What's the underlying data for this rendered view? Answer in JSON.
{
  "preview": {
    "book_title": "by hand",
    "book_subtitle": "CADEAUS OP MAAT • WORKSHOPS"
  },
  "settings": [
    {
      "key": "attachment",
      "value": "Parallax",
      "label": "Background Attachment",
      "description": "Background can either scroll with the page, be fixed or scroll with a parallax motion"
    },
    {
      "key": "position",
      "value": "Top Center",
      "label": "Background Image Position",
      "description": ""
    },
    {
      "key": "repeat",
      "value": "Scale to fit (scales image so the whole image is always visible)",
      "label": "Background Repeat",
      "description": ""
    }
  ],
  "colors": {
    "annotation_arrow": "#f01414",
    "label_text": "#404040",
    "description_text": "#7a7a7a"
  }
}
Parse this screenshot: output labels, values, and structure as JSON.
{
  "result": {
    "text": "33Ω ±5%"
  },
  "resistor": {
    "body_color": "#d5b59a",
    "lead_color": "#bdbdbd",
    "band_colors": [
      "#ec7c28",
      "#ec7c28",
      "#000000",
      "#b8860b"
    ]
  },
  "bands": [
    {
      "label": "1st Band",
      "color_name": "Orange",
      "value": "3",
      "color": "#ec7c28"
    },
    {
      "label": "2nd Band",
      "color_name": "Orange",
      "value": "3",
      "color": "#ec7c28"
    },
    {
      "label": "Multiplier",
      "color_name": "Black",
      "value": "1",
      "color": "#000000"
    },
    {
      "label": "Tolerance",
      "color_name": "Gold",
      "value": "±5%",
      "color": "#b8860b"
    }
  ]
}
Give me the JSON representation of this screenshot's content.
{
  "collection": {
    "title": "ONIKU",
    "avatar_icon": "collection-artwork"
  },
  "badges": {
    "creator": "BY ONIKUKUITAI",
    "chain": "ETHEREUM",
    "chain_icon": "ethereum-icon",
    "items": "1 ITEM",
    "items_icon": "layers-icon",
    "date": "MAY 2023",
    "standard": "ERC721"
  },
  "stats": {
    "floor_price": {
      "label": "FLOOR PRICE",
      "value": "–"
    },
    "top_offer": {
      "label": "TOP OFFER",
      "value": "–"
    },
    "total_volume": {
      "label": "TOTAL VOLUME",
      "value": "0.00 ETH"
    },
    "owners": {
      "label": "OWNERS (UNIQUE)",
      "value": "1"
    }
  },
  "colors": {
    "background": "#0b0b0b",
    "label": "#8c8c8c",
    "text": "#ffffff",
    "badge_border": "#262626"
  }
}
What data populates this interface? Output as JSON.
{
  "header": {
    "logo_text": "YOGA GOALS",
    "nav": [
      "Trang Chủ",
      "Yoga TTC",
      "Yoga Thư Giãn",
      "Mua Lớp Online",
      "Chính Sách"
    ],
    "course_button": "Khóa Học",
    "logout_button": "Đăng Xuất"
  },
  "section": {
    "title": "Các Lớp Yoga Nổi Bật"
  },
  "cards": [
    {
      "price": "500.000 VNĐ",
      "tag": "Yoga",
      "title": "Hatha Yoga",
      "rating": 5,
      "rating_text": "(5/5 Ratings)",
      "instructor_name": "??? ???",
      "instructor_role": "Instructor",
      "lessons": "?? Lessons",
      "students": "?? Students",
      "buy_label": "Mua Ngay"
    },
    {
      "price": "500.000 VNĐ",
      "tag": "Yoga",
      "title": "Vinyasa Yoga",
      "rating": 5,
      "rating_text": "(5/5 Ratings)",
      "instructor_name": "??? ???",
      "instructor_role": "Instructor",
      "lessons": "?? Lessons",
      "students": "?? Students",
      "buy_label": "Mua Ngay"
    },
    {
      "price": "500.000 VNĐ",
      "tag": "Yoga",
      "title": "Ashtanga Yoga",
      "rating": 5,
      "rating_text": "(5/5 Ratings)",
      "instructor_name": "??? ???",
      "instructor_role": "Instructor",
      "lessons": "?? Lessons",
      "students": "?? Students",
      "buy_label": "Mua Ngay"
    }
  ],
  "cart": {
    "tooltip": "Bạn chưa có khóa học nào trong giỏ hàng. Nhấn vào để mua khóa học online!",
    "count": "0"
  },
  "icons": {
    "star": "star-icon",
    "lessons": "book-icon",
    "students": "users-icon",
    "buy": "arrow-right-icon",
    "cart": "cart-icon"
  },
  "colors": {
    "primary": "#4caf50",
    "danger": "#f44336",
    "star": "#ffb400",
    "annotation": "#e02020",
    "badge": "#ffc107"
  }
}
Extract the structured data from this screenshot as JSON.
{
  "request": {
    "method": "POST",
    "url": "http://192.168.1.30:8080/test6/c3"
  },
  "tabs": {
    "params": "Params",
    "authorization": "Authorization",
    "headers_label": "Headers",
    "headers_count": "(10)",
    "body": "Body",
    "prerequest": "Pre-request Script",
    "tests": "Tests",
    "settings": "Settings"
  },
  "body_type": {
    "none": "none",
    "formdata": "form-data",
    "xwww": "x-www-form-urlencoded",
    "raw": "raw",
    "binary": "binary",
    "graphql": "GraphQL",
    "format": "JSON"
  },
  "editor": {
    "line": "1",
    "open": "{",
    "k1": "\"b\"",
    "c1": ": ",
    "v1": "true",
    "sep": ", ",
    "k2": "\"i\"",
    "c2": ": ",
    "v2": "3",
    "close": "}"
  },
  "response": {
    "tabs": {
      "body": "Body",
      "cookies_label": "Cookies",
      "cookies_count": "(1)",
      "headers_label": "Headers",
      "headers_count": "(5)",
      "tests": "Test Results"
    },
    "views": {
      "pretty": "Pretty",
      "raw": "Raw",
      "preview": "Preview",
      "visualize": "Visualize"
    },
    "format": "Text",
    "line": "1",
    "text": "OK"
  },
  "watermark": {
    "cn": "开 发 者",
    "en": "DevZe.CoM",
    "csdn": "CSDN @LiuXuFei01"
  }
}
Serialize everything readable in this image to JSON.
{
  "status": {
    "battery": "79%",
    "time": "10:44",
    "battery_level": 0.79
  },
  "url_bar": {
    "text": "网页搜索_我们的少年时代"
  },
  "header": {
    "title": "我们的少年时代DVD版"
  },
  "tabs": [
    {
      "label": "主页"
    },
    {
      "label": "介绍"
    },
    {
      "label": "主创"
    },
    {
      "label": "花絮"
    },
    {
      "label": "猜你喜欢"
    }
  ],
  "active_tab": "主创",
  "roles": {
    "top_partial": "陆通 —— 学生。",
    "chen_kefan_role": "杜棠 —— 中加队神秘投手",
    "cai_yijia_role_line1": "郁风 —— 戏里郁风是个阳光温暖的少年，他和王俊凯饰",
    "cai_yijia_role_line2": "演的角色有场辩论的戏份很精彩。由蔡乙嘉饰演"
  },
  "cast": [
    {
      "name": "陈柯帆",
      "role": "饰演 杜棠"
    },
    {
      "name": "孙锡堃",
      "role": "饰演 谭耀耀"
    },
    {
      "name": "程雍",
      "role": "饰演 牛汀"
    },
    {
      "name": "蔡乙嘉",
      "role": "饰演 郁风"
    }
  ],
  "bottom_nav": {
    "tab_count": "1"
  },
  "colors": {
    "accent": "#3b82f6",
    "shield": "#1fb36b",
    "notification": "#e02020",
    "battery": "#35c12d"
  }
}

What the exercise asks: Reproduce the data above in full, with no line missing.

Solution for this task:
What's the underlying data for this rendered view? Answer in JSON.
{
  "preview": {
    "book_title": "by hand",
    "book_subtitle": "CADEAUS OP MAAT • WORKSHOPS"
  },
  "settings": [
    {
      "key": "attachment",
      "value": "Parallax",
      "label": "Background Attachment",
      "description": "Background can either scroll with the page, be fixed or scroll with a parallax motion"
    },
    {
      "key": "position",
      "value": "Top Center",
      "label": "Background Image Position",
      "description": ""
    },
    {
      "key": "repeat",
      "value": "Scale to fit (scales image so the whole image is always visible)",
      "label": "Background Repeat",
      "description": ""
    }
  ],
  "colors": {
    "annotation_arrow": "#f01414",
    "label_text": "#404040",
    "description_text": "#7a7a7a"
  }
}
Parse this screenshot: output labels, values, and structure as JSON.
{
  "result": {
    "text": "33Ω ±5%"
  },
  "resistor": {
    "body_color": "#d5b59a",
    "lead_color": "#bdbdbd",
    "band_colors": [
      "#ec7c28",
      "#ec7c28",
      "#000000",
      "#b8860b"
    ]
  },
  "bands": [
    {
      "label": "1st Band",
      "color_name": "Orange",
      "value": "3",
      "color": "#ec7c28"
    },
    {
      "label": "2nd Band",
      "color_name": "Orange",
      "value": "3",
      "color": "#ec7c28"
    },
    {
      "label": "Multiplier",
      "color_name": "Black",
      "value": "1",
      "color": "#000000"
    },
    {
      "label": "Tolerance",
      "color_name": "Gold",
      "value": "±5%",
      "color": "#b8860b"
    }
  ]
}
Give me the JSON representation of this screenshot's content.
{
  "collection": {
    "title": "ONIKU",
    "avatar_icon": "collection-artwork"
  },
  "badges": {
    "creator": "BY ONIKUKUITAI",
    "chain": "ETHEREUM",
    "chain_icon": "ethereum-icon",
    "items": "1 ITEM",
    "items_icon": "layers-icon",
    "date": "MAY 2023",
    "standard": "ERC721"
  },
  "stats": {
    "floor_price": {
      "label": "FLOOR PRICE",
      "value": "–"
    },
    "top_offer": {
      "label": "TOP OFFER",
      "value": "–"
    },
    "total_volume": {
      "label": "TOTAL VOLUME",
      "value": "0.00 ETH"
    },
    "owners": {
      "label": "OWNERS (UNIQUE)",
      "value": "1"
    }
  },
  "colors": {
    "background": "#0b0b0b",
    "label": "#8c8c8c",
    "text": "#ffffff",
    "badge_border": "#262626"
  }
}
What data populates this interface? Output as JSON.
{
  "header": {
    "logo_text": "YOGA GOALS",
    "nav": [
      "Trang Chủ",
      "Yoga TTC",
      "Yoga Thư Giãn",
      "Mua Lớp Online",
      "Chính Sách"
    ],
    "course_button": "Khóa Học",
    "logout_button": "Đăng Xuất"
  },
  "section": {
    "title": "Các Lớp Yoga Nổi Bật"
  },
  "cards": [
    {
      "price": "500.000 VNĐ",
      "tag": "Yoga",
      "title": "Hatha Yoga",
      "rating": 5,
      "rating_text": "(5/5 Ratings)",
      "instructor_name": "??? ???",
      "instructor_role": "Instructor",
      "lessons": "?? Lessons",
      "students": "?? Students",
      "buy_label": "Mua Ngay"
    },
    {
      "price": "500.000 VNĐ",
      "tag": "Yoga",
      "title": "Vinyasa Yoga",
      "rating": 5,
      "rating_text": "(5/5 Ratings)",
      "instructor_name": "??? ???",
      "instructor_role": "Instructor",
      "lessons": "?? Lessons",
      "students": "?? Students",
      "buy_label": "Mua Ngay"
    },
    {
      "price": "500.000 VNĐ",
      "tag": "Yoga",
      "title": "Ashtanga Yoga",
      "rating": 5,
      "rating_text": "(5/5 Ratings)",
      "instructor_name": "??? ???",
      "instructor_role": "Instructor",
      "lessons": "?? Lessons",
      "students": "?? Students",
      "buy_label": "Mua Ngay"
    }
  ],
  "cart": {
    "tooltip": "Bạn chưa có khóa học nào trong giỏ hàng. Nhấn vào để mua khóa học online!",
    "count": "0"
  },
  "icons": {
    "star": "star-icon",
    "lessons": "book-icon",
    "students": "users-icon",
    "buy": "arrow-right-icon",
    "cart": "cart-icon"
  },
  "colors": {
    "primary": "#4caf50",
    "danger": "#f44336",
    "star": "#ffb400",
    "annotation": "#e02020",
    "badge": "#ffc107"
  }
}
Extract the structured data from this screenshot as JSON.
{
  "request": {
    "method": "POST",
    "url": "http://192.168.1.30:8080/test6/c3"
  },
  "tabs": {
    "params": "Params",
    "authorization": "Authorization",
    "headers_label": "Headers",
    "headers_count": "(10)",
    "body": "Body",
    "prerequest": "Pre-request Script",
    "tests": "Tests",
    "settings": "Settings"
  },
  "body_type": {
    "none": "none",
    "formdata": "form-data",
    "xwww": "x-www-form-urlencoded",
    "raw": "raw",
    "binary": "binary",
    "graphql": "GraphQL",
    "format": "JSON"
  },
  "editor": {
    "line": "1",
    "open": "{",
    "k1": "\"b\"",
    "c1": ": ",
    "v1": "true",
    "sep": ", ",
    "k2": "\"i\"",
    "c2": ": ",
    "v2": "3",
    "close": "}"
  },
  "response": {
    "tabs": {
      "body": "Body",
      "cookies_label": "Cookies",
      "cookies_count": "(1)",
      "headers_label": "Headers",
      "headers_count": "(5)",
      "tests": "Test Results"
    },
    "views": {
      "pretty": "Pretty",
      "raw": "Raw",
      "preview": "Preview",
      "visualize": "Visualize"
    },
    "format": "Text",
    "line": "1",
    "text": "OK"
  },
  "watermark": {
    "cn": "开 发 者",
    "en": "DevZe.CoM",
    "csdn": "CSDN @LiuXuFei01"
  }
}
Serialize everything readable in this image to JSON.
{
  "status": {
    "battery": "79%",
    "time": "10:44",
    "battery_level": 0.79
  },
  "url_bar": {
    "text": "网页搜索_我们的少年时代"
  },
  "header": {
    "title": "我们的少年时代DVD版"
  },
  "tabs": [
    {
      "label": "主页"
    },
    {
      "label": "介绍"
    },
    {
      "label": "主创"
    },
    {
      "label": "花絮"
    },
    {
      "label": "猜你喜欢"
    }
  ],
  "active_tab": "主创",
  "roles": {
    "top_partial": "陆通 —— 学生。",
    "chen_kefan_role": "杜棠 —— 中加队神秘投手",
    "cai_yijia_role_line1": "郁风 —— 戏里郁风是个阳光温暖的少年，他和王俊凯饰",
    "cai_yijia_role_line2": "演的角色有场辩论的戏份很精彩。由蔡乙嘉饰演"
  },
  "cast": [
    {
      "name": "陈柯帆",
      "role": "饰演 杜棠"
    },
    {
      "name": "孙锡堃",
      "role": "饰演 谭耀耀"
    },
    {
      "name": "程雍",
      "role": "饰演 牛汀"
    },
    {
      "name": "蔡乙嘉",
      "role": "饰演 郁风"
    }
  ],
  "bottom_nav": {
    "tab_count": "1"
  },
  "colors": {
    "accent": "#3b82f6",
    "shield": "#1fb36b",
    "notification": "#e02020",
    "battery": "#35c12d"
  }
}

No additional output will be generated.